Let’s start with safety committee meeting minutes.

My personal practice has been to periodically go back (at least once a year, though I like every six months or so) and review your EOC committee minutes — including those reports that maybe didn’t get covered in full during the regular meeting.

A key point is to verify that you don’t have any unresolved issues lurking around in the past (before they take on the rosy hue of nostalgia).

Make sure that any interventions resulted in the improvements you were expecting, and confirm any monitoring of performance did in fact occur. Also, check that there are no issues for which action was deferred until a later date (that later date is probably in the past) without any further resolution.

The review of your committee minutes is designed to ensure that you have a process for making improvements in the environment. Don’t let that review be an opportunity for surveyors to point out where those improvements didn’t occur.

I’ll have more to say about this topic later this week.

Steve Mac.

Is the clock ticking when it comes to NFPA fire watches?

Hi again everyone. A reader asked me recently about the rules for fire watches–specifically whether there any other codes that indicate watches should be done every 15 or 30 minutes, as opposed to hourly.

The place to look is the NFPA’s Life Safety Code. Upon review, I have to admit that the code is a little less draconian in its demands than I had thought (a good thing, if you ask me).

Paragraph in the code states:
Where a required fire alarm system is out of service for more than four hours in a 24-hour period, the authority having jurisdiction shall be notified, and the building shall be evacuated or an approved fire watch shall be provided for all parties left unprotected by the shutdown until the fire alarm system has been returned to service.

An annex note to says that fire watches should include “special action beyond normal staffing, such as assigning an additional security guard to walk the areas affected. These individuals should be specially trained in fire prevention and in occupant and fire department notification techniques, and they should understand the particular fire safety situation for public education purposes.”

So as you see, the code doesn’t really set time frames for fire watch frequencies.

I’d advise folks to look over their fire watches process and see if anything “falls out” compliance-wise when compared to the guidelines from the code.

Crocs, OSHA, and you

Hi everyone, it’s Scott Wallask over here at HCPro, filling in for Steve Mac, who’s on the tail end of his vacation.

I figured I’d chime in because I am once again amazed at the publicity that Crocs footwear gets from the hospital industry.

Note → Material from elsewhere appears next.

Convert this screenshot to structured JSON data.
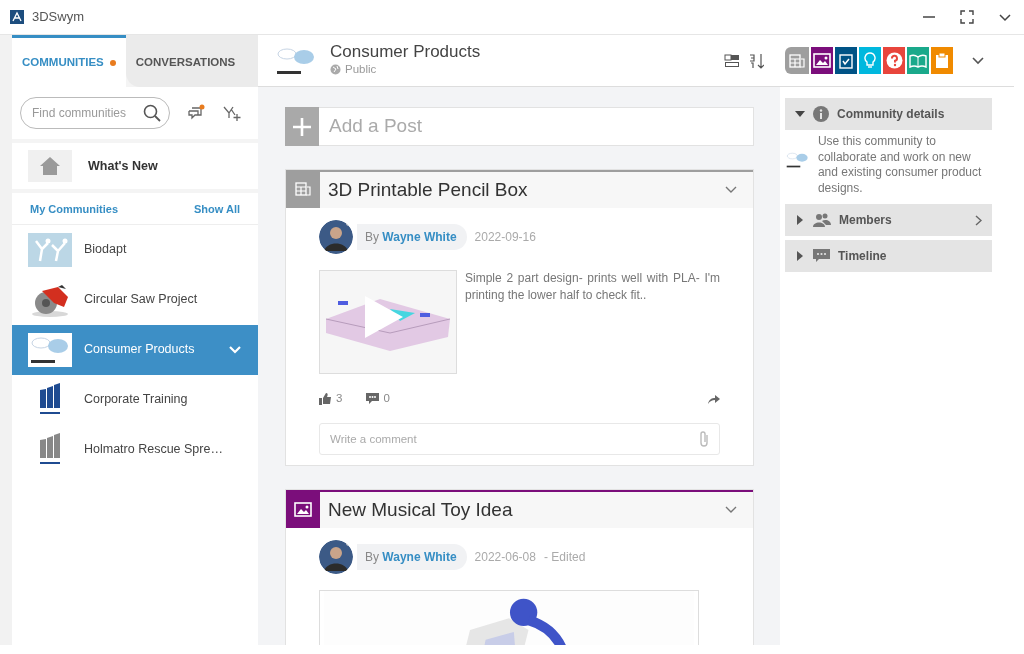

Many of you probably saw an Associated Press news report this week noting that Mercy Hospital in Pittsburgh had banned staff members from wearing Crocs. Proponents of the ban told the AP that the holes in Crocs could pose a safety hazard should a dropped syringe “hit the target,” so to speak. Naysayers have different views on that idea.

Regardless, it reminds me of an unofficial OSHA note that made the rounds last year about Crocs.

From OSHA’s informal perspective, Crocs aren’t appropriate in a hospital setting if there is a reasonable expectation that blood or other potentially infectious materials could land on an employee’s feet, the agency said last August is its e-mail forum.

Such exposures are likely to occur in the OR, ER, and labs, for example. The bloodborne pathogens standard requires hospitals to provide appropriate personal protective equipment.

However, OSHA also informally indicated that it’s the hospital’s responsibility to:

  • Ascertain whether there is reasonable likelihood of exposure to blood or other fluids
  • Determine what constitutes appropriate footwear in the absence of exposure to any recognized hazards

In other words, employees could wear Crocs if the hospital determined that they didn’t face exposures on the job to blood and other bodily fluids.

So, the debate rages . . . over shoes.